● **Task to carry out**
Locate each line below that includes "title" and reproduce it.

● **Record set**
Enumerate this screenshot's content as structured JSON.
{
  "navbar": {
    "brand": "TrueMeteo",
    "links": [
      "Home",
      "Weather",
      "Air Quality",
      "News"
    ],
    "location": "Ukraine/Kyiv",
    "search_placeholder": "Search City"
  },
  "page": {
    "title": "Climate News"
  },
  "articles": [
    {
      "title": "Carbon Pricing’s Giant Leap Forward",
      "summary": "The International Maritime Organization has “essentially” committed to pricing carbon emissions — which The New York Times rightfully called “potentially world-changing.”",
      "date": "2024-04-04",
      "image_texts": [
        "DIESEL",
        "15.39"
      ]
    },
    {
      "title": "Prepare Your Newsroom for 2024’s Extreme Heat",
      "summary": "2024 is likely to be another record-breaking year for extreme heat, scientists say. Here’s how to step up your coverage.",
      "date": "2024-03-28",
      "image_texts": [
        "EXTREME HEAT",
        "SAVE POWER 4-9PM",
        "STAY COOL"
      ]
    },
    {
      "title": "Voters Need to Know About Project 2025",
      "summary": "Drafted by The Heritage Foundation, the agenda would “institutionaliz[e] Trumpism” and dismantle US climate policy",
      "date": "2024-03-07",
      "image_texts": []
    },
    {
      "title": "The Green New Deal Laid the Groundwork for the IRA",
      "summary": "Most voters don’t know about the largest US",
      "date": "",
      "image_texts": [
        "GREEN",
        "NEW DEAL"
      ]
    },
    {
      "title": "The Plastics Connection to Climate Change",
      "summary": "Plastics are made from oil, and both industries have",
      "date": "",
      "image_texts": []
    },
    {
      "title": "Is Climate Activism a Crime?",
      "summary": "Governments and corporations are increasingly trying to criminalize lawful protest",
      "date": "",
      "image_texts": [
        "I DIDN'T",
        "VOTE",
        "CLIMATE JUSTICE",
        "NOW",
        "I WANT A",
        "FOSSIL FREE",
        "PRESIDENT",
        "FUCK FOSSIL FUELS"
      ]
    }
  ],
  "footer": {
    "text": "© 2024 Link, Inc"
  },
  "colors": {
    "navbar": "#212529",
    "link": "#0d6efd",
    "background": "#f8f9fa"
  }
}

● **Reply**
    "title": "Climate News"
      "title": "Carbon Pricing’s Giant Leap Forward",
      "title": "Prepare Your Newsroom for 2024’s Extreme Heat",
      "title": "Voters Need to Know About Project 2025",
      "title": "The Green New Deal Laid the Groundwork for the IRA",
      "title": "The Plastics Connection to Climate Change",
      "title": "Is Climate Activism a Crime?",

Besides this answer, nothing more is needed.